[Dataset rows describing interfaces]
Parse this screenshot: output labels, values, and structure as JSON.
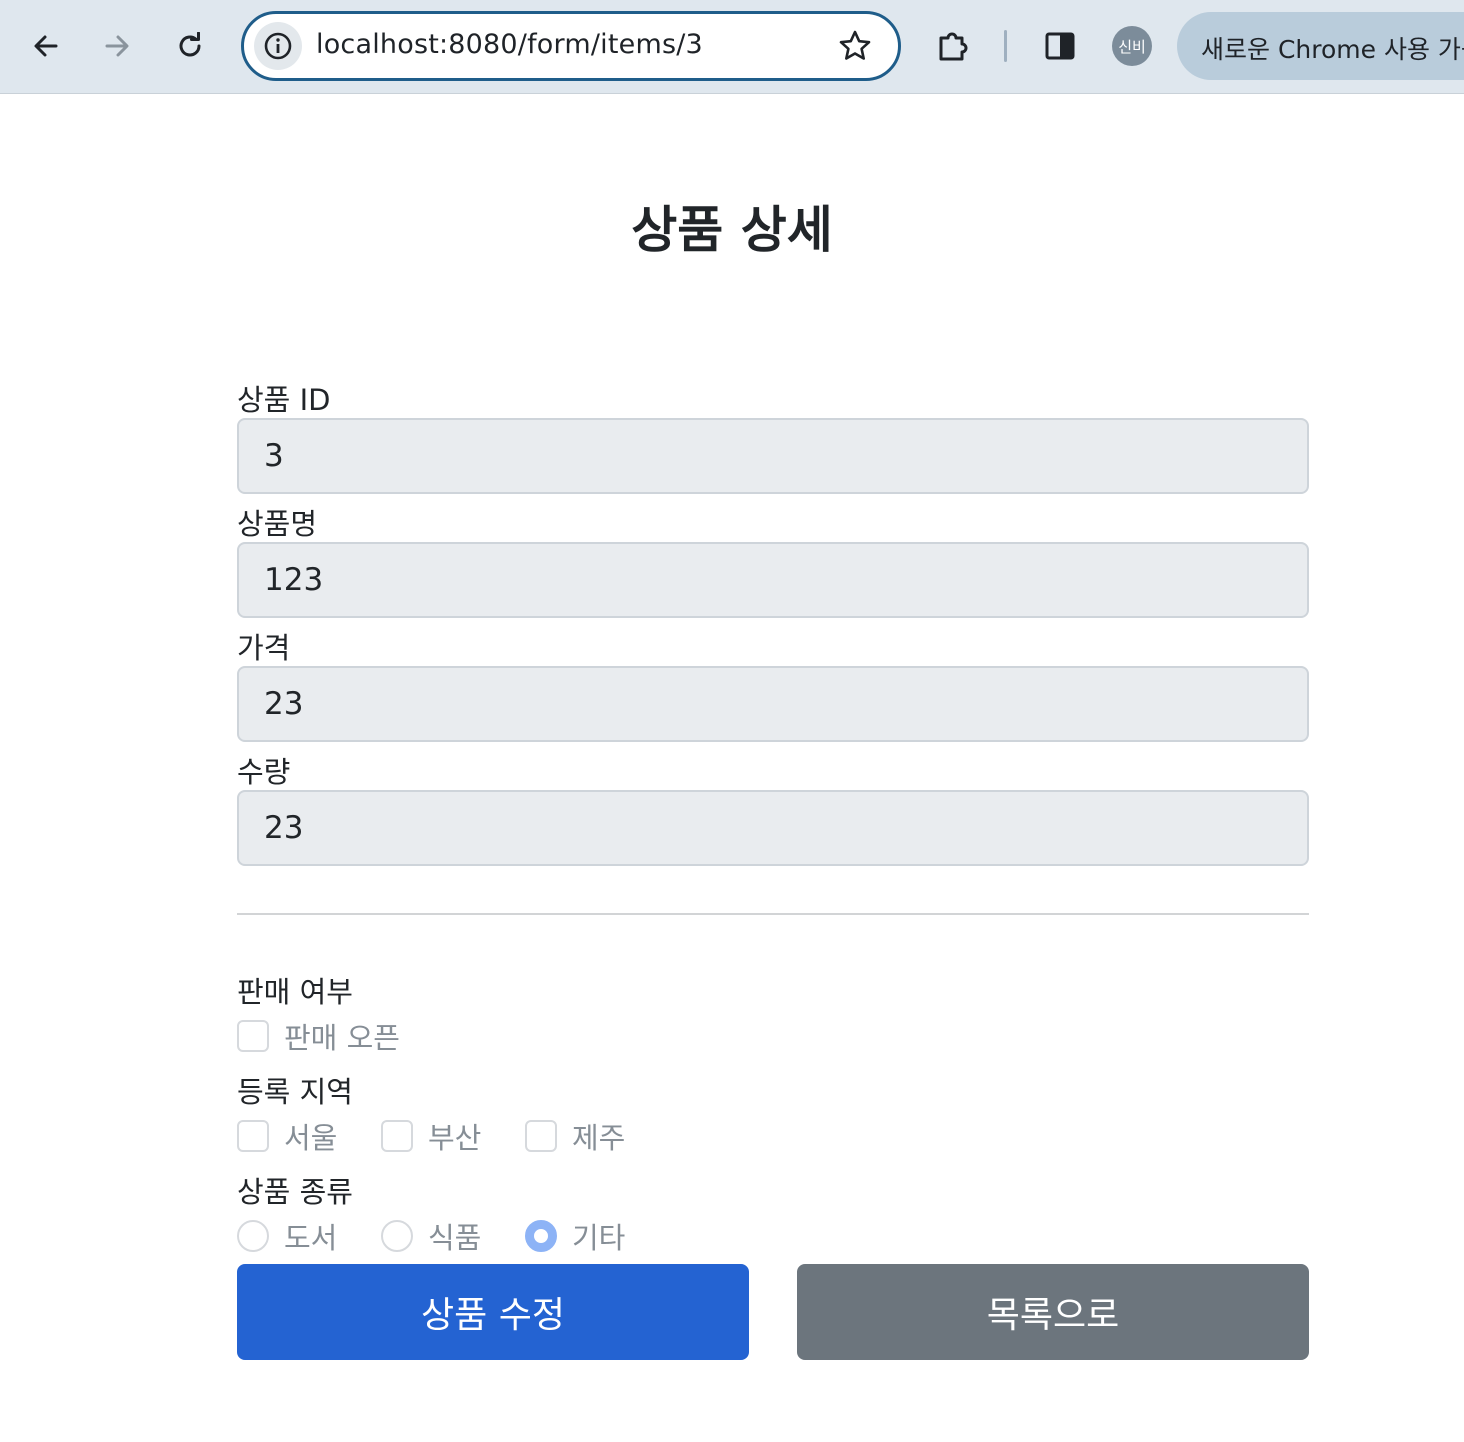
{
  "browser": {
    "url": "localhost:8080/form/items/3",
    "profile_label": "신비",
    "promo_text": "새로운 Chrome 사용 가능"
  },
  "page": {
    "title": "상품 상세",
    "fields": {
      "id": {
        "label": "상품 ID",
        "value": "3"
      },
      "name": {
        "label": "상품명",
        "value": "123"
      },
      "price": {
        "label": "가격",
        "value": "23"
      },
      "quantity": {
        "label": "수량",
        "value": "23"
      }
    },
    "sale": {
      "label": "판매 여부",
      "option": {
        "label": "판매 오픈",
        "checked": false
      }
    },
    "regions": {
      "label": "등록 지역",
      "options": [
        {
          "label": "서울",
          "checked": false
        },
        {
          "label": "부산",
          "checked": false
        },
        {
          "label": "제주",
          "checked": false
        }
      ]
    },
    "item_type": {
      "label": "상품 종류",
      "options": [
        {
          "label": "도서",
          "selected": false
        },
        {
          "label": "식품",
          "selected": false
        },
        {
          "label": "기타",
          "selected": true
        }
      ]
    },
    "buttons": {
      "edit": "상품 수정",
      "list": "목록으로"
    }
  },
  "icons": [
    "back-arrow-icon",
    "forward-arrow-icon",
    "reload-icon",
    "site-info-icon",
    "bookmark-star-icon",
    "extensions-puzzle-icon",
    "side-panel-icon"
  ]
}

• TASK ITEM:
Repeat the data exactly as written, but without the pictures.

• REPLY:
Parse this screenshot: output labels, values, and structure as JSON.
{
  "browser": {
    "url": "localhost:8080/form/items/3",
    "profile_label": "신비",
    "promo_text": "새로운 Chrome 사용 가능"
  },
  "page": {
    "title": "상품 상세",
    "fields": {
      "id": {
        "label": "상품 ID",
        "value": "3"
      },
      "name": {
        "label": "상품명",
        "value": "123"
      },
      "price": {
        "label": "가격",
        "value": "23"
      },
      "quantity": {
        "label": "수량",
        "value": "23"
      }
    },
    "sale": {
      "label": "판매 여부",
      "option": {
        "label": "판매 오픈",
        "checked": false
      }
    },
    "regions": {
      "label": "등록 지역",
      "options": [
        {
          "label": "서울",
          "checked": false
        },
        {
          "label": "부산",
          "checked": false
        },
        {
          "label": "제주",
          "checked": false
        }
      ]
    },
    "item_type": {
      "label": "상품 종류",
      "options": [
        {
          "label": "도서",
          "selected": false
        },
        {
          "label": "식품",
          "selected": false
        },
        {
          "label": "기타",
          "selected": true
        }
      ]
    },
    "buttons": {
      "edit": "상품 수정",
      "list": "목록으로"
    }
  },
  "icons": [
    "back-arrow-icon",
    "forward-arrow-icon",
    "reload-icon",
    "site-info-icon",
    "bookmark-star-icon",
    "extensions-puzzle-icon",
    "side-panel-icon"
  ]
}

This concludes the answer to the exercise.